▸ TO DO: Without any alteration, retype the records that appear below.

[Website and app data records]
○ ○ ○ ○ ○ ○ ○

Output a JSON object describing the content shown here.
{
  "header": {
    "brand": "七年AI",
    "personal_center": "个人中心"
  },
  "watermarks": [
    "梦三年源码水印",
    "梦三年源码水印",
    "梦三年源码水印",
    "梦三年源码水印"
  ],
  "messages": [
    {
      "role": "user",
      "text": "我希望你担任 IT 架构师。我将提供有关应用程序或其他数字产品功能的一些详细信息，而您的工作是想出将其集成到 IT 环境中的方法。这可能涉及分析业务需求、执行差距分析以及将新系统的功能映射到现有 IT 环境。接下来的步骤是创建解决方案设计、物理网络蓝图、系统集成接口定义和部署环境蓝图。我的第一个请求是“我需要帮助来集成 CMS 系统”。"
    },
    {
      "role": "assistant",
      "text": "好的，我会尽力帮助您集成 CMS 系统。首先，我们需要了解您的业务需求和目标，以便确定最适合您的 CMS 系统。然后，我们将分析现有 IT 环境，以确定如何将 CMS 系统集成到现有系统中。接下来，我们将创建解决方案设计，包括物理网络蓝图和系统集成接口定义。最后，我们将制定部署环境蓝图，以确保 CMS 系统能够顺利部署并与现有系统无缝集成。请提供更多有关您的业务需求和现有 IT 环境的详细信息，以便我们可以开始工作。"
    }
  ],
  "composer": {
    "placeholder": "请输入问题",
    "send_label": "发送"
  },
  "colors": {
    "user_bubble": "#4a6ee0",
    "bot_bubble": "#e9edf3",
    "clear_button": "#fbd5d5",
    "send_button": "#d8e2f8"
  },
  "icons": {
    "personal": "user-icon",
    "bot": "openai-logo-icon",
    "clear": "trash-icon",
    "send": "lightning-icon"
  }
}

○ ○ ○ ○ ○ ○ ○

▸ ANSWER TO THE EXERCISE:
Output a JSON object describing the content shown here.
{
  "header": {
    "brand": "七年AI",
    "personal_center": "个人中心"
  },
  "watermarks": [
    "梦三年源码水印",
    "梦三年源码水印",
    "梦三年源码水印",
    "梦三年源码水印"
  ],
  "messages": [
    {
      "role": "user",
      "text": "我希望你担任 IT 架构师。我将提供有关应用程序或其他数字产品功能的一些详细信息，而您的工作是想出将其集成到 IT 环境中的方法。这可能涉及分析业务需求、执行差距分析以及将新系统的功能映射到现有 IT 环境。接下来的步骤是创建解决方案设计、物理网络蓝图、系统集成接口定义和部署环境蓝图。我的第一个请求是“我需要帮助来集成 CMS 系统”。"
    },
    {
      "role": "assistant",
      "text": "好的，我会尽力帮助您集成 CMS 系统。首先，我们需要了解您的业务需求和目标，以便确定最适合您的 CMS 系统。然后，我们将分析现有 IT 环境，以确定如何将 CMS 系统集成到现有系统中。接下来，我们将创建解决方案设计，包括物理网络蓝图和系统集成接口定义。最后，我们将制定部署环境蓝图，以确保 CMS 系统能够顺利部署并与现有系统无缝集成。请提供更多有关您的业务需求和现有 IT 环境的详细信息，以便我们可以开始工作。"
    }
  ],
  "composer": {
    "placeholder": "请输入问题",
    "send_label": "发送"
  },
  "colors": {
    "user_bubble": "#4a6ee0",
    "bot_bubble": "#e9edf3",
    "clear_button": "#fbd5d5",
    "send_button": "#d8e2f8"
  },
  "icons": {
    "personal": "user-icon",
    "bot": "openai-logo-icon",
    "clear": "trash-icon",
    "send": "lightning-icon"
  }
}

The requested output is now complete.